Publisher: Orenda Books
Genre: Crime Fiction
1955. Two young couples move to the uninhabited, isolated fjord of Hedinsfjörður. Their stay ends abruptly when one of the women meets her death in mysterious circumstances. The case is never solved. Fifty years later an old photograph comes to light, and it becomes clear that the couples may not have been alone on the fjord after all…
In nearby Siglufjörður, young policeman Ari Thór tries to piece together what really happened that fateful night, in a town where no one wants to know, where secrets are a way of life. He’s assisted by Ísrún, a news reporter in Reykjavik, who is investigating an increasingly chilling case of her own. Things take a sinister turn when a child goes missing in broad daylight. With a stalker on the loose, and the town of Siglufjörður in quarantine, the past might just come back to haunt them.
Welcome to my stop on the Rupture blog tour!
I read Snowblind just a few days ago then immediately had to start Rupture to read more of Jonasson’s gorgeous writing and to find out more about the intriguing Ari Thor. There’s just something about him that’s captivating and leaves you wanting more.
The residents of Siglufjörður are in a panic because a serious illness was brought to their community by an out of towner. When the man dies then someone else falls ill, they are quarantined and a bit of hysteria ensues. Ari Thor is one of the few people that still leaves his house as he has to work even though there isn’t much keeping him busy at the moment. When he’s approached by Hedinn, a man with some questions about an old and mysterious family photograph, he welcomes the distraction. He enlists the help of Isrun, a news reporter who is juggling multiple stories. What they uncover is a dark family secret which some serious implications for the future.
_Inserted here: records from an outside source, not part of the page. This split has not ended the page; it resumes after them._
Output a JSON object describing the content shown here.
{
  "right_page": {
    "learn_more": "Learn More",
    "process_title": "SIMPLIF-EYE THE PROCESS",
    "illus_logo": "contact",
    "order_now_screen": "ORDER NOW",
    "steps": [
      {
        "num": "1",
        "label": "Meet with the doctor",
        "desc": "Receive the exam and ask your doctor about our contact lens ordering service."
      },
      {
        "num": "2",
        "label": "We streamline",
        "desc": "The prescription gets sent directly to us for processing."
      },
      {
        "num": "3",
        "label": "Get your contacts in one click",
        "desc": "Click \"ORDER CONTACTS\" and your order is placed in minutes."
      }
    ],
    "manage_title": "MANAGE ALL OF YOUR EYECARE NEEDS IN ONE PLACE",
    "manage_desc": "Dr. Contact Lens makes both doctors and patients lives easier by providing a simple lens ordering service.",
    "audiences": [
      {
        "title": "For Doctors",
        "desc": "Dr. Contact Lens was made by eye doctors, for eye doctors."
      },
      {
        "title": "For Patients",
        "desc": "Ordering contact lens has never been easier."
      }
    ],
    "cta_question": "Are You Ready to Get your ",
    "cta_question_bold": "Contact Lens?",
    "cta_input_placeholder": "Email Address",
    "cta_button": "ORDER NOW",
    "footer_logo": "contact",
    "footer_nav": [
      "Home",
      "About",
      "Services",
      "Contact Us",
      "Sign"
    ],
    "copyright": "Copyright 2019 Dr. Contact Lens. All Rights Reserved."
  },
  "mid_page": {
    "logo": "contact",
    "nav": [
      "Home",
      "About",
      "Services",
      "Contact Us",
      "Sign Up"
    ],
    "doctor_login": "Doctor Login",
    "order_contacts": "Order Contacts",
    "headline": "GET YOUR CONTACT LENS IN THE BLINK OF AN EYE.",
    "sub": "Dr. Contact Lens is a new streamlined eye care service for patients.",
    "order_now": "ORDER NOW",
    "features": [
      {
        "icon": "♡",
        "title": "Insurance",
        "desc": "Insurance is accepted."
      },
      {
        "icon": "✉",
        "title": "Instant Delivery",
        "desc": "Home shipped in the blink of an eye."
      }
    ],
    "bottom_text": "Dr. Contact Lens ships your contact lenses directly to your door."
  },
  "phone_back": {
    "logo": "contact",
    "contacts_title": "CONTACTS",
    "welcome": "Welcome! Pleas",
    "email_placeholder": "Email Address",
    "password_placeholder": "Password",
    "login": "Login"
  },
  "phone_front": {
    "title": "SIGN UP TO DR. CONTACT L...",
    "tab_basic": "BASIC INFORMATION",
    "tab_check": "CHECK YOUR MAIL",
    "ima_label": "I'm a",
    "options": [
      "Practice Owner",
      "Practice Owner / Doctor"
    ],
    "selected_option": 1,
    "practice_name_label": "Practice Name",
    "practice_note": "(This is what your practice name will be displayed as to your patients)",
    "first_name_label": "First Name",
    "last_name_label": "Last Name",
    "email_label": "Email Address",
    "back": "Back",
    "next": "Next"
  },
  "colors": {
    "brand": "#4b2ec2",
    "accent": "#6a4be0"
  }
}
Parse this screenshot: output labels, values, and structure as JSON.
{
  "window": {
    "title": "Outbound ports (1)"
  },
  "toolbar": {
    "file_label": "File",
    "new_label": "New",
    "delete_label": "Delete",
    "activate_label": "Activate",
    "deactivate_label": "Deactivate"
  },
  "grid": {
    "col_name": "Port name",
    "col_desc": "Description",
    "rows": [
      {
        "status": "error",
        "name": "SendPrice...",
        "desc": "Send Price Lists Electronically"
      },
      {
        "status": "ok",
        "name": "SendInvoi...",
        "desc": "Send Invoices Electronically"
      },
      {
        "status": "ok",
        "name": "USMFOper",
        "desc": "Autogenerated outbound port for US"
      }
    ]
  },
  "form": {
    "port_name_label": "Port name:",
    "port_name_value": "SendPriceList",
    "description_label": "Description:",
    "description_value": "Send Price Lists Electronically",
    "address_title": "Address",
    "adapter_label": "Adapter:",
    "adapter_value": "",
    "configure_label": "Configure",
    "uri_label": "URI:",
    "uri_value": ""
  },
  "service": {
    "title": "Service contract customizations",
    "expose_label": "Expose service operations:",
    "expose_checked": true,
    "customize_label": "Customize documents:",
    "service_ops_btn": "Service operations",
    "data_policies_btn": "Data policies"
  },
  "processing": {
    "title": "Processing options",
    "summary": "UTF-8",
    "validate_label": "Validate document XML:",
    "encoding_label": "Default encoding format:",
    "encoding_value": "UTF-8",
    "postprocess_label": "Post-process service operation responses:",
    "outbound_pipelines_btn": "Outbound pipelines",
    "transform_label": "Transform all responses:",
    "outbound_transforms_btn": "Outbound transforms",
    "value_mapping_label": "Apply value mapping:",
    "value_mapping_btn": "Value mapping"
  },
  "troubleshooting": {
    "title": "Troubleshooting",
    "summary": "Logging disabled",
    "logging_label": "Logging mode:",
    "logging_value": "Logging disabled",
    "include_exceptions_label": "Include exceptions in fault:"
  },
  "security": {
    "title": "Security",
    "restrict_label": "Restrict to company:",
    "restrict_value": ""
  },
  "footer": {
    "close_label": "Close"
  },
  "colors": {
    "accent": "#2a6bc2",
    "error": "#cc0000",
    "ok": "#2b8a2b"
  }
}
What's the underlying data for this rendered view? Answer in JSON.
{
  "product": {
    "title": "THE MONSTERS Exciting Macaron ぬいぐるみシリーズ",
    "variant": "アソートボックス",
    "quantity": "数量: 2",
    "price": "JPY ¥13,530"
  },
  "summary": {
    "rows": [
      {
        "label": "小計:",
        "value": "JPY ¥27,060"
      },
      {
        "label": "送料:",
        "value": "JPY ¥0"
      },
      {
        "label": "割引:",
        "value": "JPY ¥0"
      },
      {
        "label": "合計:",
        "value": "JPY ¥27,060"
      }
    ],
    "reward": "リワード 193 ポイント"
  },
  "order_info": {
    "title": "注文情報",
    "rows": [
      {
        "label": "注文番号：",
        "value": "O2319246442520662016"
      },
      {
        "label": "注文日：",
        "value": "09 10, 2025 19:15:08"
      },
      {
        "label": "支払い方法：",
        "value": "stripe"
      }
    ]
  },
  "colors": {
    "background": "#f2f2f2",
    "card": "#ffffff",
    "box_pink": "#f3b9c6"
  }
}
There are a few storylines running alongside each other here. First, Ari Thor is digging into the old photo from the fifties that’s linked to a cold case that was apparently solved, but he’s not so sure, then Isrun is covering the kidnapping of a child, and finally a politicians son is run over and killed. When links are discovered it’s very clear that someone is hell bent on revenge, but who? And why?
No one does atmospheric more beautifully than Jonasson, and one of my favorite scenes in Rupture was when Ari Thor and the local priest visit Hedinsfjörður to follow a lead about the photograph taken there. It’s completely uninhabited now and is totally dark and deserted when they visit. I’m not one to be afraid of the dark yet I found myself a bit panicky and anxious for them to hurry up and get out of there, it was very chilling and creepy.
Jonasson’s writing style is very purposeful and totally unmatched by anyone else. Every single word has a meaning deeper than its literal definition, yet there is a simplicity and a quiet gentleness about it. Despite this elegant approach, he is still able to convey a quiet intensity that is more powerful than an in your face approach. He’s very cautious about what he reveals to the reader only letting you in on secrets when the timing is absolutely perfect.
This is another classic murder mystery with an icy Icelandic twist, so very perfect for a winter read. As always, the characterization is deep, rich and complex which adds another layer to the story. I can’t say enough good things about this book or the author, just go ahead and read this series already.
Overall rating: 4/5
Thanks to the lovely Karen at Orenda Books for my review copy.
About the Author:
Ragnar Jonasson is the award winning author of the international bestselling Dark Iceland series.
His debut Snowblind, first in the Dark Iceland series, went to number one in the Amazon Kindle charts shortly after publication. The book was also a no. 1 Amazon Kindle bestseller in Australia.
The second book in the series, Nightblind, also became a no. 1 Amazon Kindle bestseller in Australia.
Ragnar is the winner of the Mörda Dead Good Reader Award 2016 for Nightblind.
The third book in the series is Blackout, published in the UK in 2016.
Snowblind was selected by The Independent as one of the best crime novels of 2015 in the UK and it has also been on best seller lists in France.
Rights to the Dark Iceland series have been sold to 14 countries.
TV rights to the series have been sold to production company On the Corner in the UK, producers of Academy Award winning documentary Amy.
Ragnar was born in Reykjavik, Iceland, where he works as a writer and a lawyer. He also teaches copyright law at Reykjavik University and has previously worked on radio and television, including as a TV-news reporter for the Icelandic National Broadcasting Service.
Ragnar is a member of the UK Crime Writers’ Association (CWA) and recently set up the first overseas chapter of the CWA, in Reykjavik.
He is also the co-founder of the Reykjavik international crime writing festival Iceland Noir.
From the age of 17, Ragnar translated 14 Agatha Christie novels into Icelandic.
Ragnar has also had short stories published internationally, including in the distinguished Ellery Queen’s Mystery Magazine in the US, the first stories by an Icelandic author in that magazine.
He has appeared on festival panels worldwide, and lives in Reykjavik.